|Directional Movement System|
The Directional Movement System helps determine if an instrument is trending. It was developed by Welles Wilder. The system involves 5 indicators which are the Directional Movement Index (DX), the plus Directional Indicator (+DI), the minus Directional Indicator (-DI), the average Directional Movement (ADX) and the Directional movement rating (ADXR).
Wilder has taken the concept of direction down to the individual period level. For intra-day analysis, he compared current period with the previous period. If the trading range for current period extended primarily above previous period then directional movement was considered to be up. If it extended primarily below previous period’s range then directional movement was considered to be down. There are also rules for handling inside, outside and limit periods. He summarized this by stating that the directional movement is the largest part of current period’s range that lies outside previous period’s range.

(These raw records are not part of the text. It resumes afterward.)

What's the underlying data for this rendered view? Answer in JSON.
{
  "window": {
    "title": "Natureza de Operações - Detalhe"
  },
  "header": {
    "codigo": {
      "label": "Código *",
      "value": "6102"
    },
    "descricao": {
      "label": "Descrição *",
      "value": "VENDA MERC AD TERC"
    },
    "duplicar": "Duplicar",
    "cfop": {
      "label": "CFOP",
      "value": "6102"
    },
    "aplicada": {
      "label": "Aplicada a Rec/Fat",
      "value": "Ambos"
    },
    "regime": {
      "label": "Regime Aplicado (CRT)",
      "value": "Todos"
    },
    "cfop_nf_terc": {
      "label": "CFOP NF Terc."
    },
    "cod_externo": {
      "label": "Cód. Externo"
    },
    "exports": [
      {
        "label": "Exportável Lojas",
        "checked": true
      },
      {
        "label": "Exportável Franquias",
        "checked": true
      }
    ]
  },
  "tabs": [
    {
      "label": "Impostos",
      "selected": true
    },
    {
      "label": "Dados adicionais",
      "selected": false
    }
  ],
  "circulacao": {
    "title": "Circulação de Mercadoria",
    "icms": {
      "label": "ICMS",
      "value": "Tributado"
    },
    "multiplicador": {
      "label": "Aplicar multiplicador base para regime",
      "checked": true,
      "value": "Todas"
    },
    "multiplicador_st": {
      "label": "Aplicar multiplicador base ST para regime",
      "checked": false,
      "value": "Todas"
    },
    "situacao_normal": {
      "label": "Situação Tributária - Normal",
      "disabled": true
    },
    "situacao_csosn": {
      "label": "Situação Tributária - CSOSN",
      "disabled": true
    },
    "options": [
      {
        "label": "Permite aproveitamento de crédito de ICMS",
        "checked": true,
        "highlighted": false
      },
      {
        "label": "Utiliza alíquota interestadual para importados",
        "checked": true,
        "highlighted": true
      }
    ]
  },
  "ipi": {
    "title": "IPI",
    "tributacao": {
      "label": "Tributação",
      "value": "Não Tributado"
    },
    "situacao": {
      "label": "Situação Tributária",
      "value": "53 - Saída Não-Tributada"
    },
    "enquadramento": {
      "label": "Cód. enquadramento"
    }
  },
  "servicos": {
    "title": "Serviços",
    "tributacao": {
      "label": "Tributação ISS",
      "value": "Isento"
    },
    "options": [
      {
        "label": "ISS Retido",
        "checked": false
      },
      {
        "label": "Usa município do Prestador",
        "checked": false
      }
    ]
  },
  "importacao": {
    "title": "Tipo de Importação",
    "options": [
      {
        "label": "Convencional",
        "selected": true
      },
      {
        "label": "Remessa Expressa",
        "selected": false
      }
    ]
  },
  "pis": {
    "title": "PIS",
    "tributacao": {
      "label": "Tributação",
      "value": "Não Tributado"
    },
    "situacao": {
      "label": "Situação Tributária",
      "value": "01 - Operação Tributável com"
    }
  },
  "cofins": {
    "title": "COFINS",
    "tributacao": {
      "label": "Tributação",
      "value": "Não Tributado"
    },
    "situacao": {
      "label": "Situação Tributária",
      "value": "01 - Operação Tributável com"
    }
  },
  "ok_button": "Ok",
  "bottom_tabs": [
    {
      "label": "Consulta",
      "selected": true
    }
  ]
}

The key feature of the Directional Movement System is that it first identifies whether the market is trending before providing signals for trading the trend. It measures the ability of bulls and bears to move price outside the previous period’s trading range

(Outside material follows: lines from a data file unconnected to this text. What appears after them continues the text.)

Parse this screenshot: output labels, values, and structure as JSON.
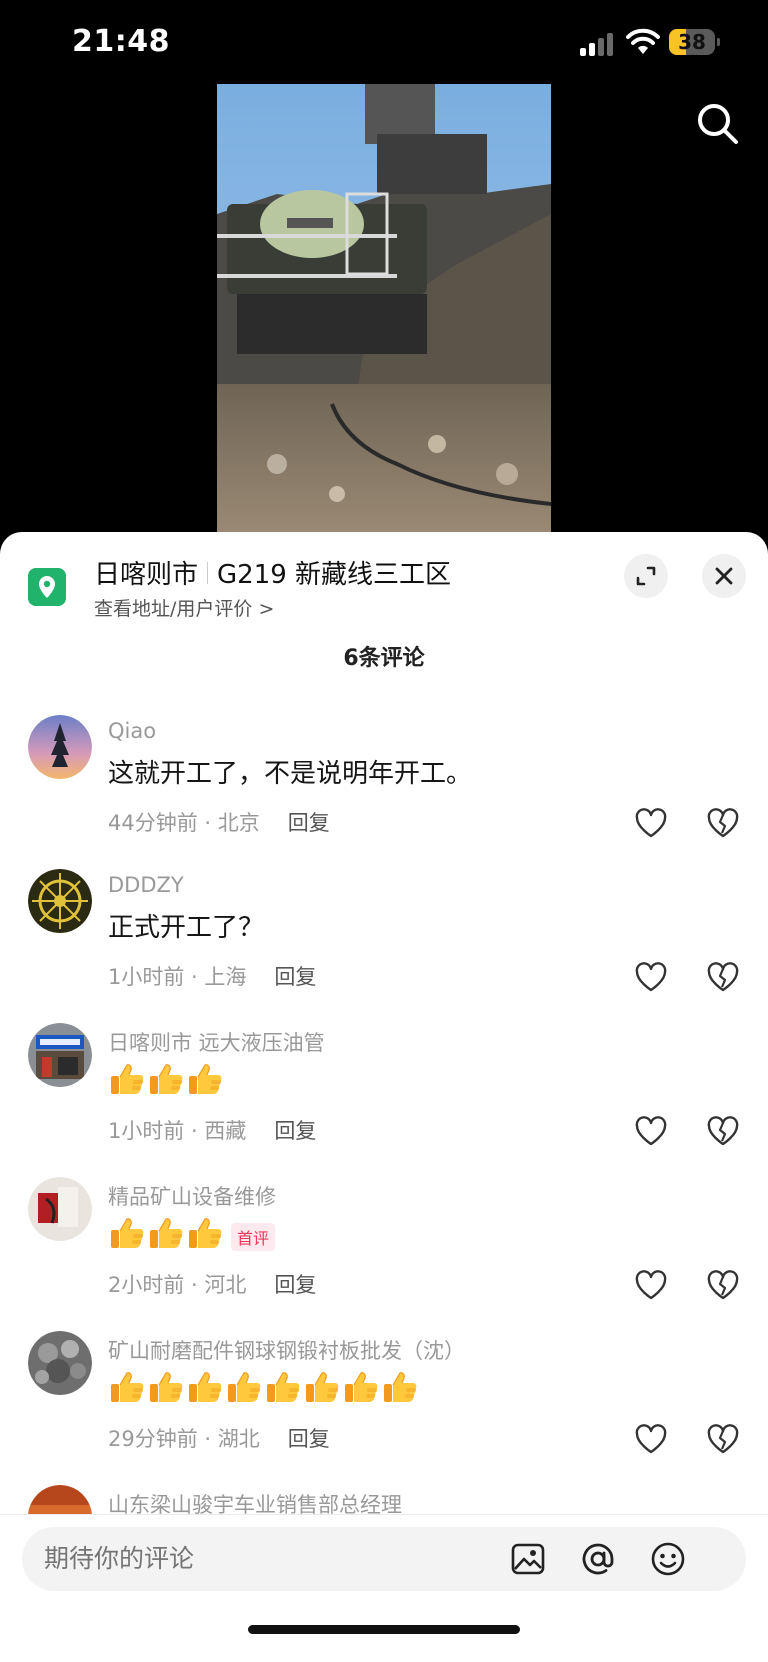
{
  "status": {
    "time": "21:48",
    "battery": "38",
    "battery_level": 0.38
  },
  "location": {
    "city": "日喀则市",
    "place": "G219 新藏线三工区",
    "subtitle": "查看地址/用户评价 >"
  },
  "comments_header": {
    "count": "6条评论"
  },
  "reply_label": "回复",
  "first_badge": "首评",
  "comments": [
    {
      "name": "Qiao",
      "text": "这就开工了，不是说明年开工。",
      "thumbs": 0,
      "meta": "44分钟前 · 北京"
    },
    {
      "name": "DDDZY",
      "text": "正式开工了？",
      "thumbs": 0,
      "meta": "1小时前 · 上海"
    },
    {
      "name": "日喀则市 远大液压油管",
      "text": "",
      "thumbs": 3,
      "meta": "1小时前 · 西藏"
    },
    {
      "name": "精品矿山设备维修",
      "text": "",
      "thumbs": 3,
      "badge": true,
      "meta": "2小时前 · 河北"
    },
    {
      "name": "矿山耐磨配件钢球钢锻衬板批发（沈）",
      "text": "",
      "thumbs": 8,
      "meta": "29分钟前 · 湖北"
    },
    {
      "name": "山东梁山骏宇车业销售部总经理",
      "text": "",
      "thumbs": 0,
      "meta": ""
    }
  ],
  "input": {
    "placeholder": "期待你的评论"
  },
  "colors": {
    "accent_green": "#21b36b",
    "badge_red": "#f2355b",
    "battery_yellow": "#f7c325"
  }
}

+DI measure positive, or upside, movement and the second line, -DI measures downward, or negative, movement. Wilder suggests buying when the +DI rises above the -DI and selling when the +DI falls below the -DI. The basic Directional Movement Trading system involves plotting the 14period +DI and the 14 period -DI on top of each other. When the +DI rises above the -DI, it is a bullish signal. A bearish signal occurs when the +DI falls below the -DI.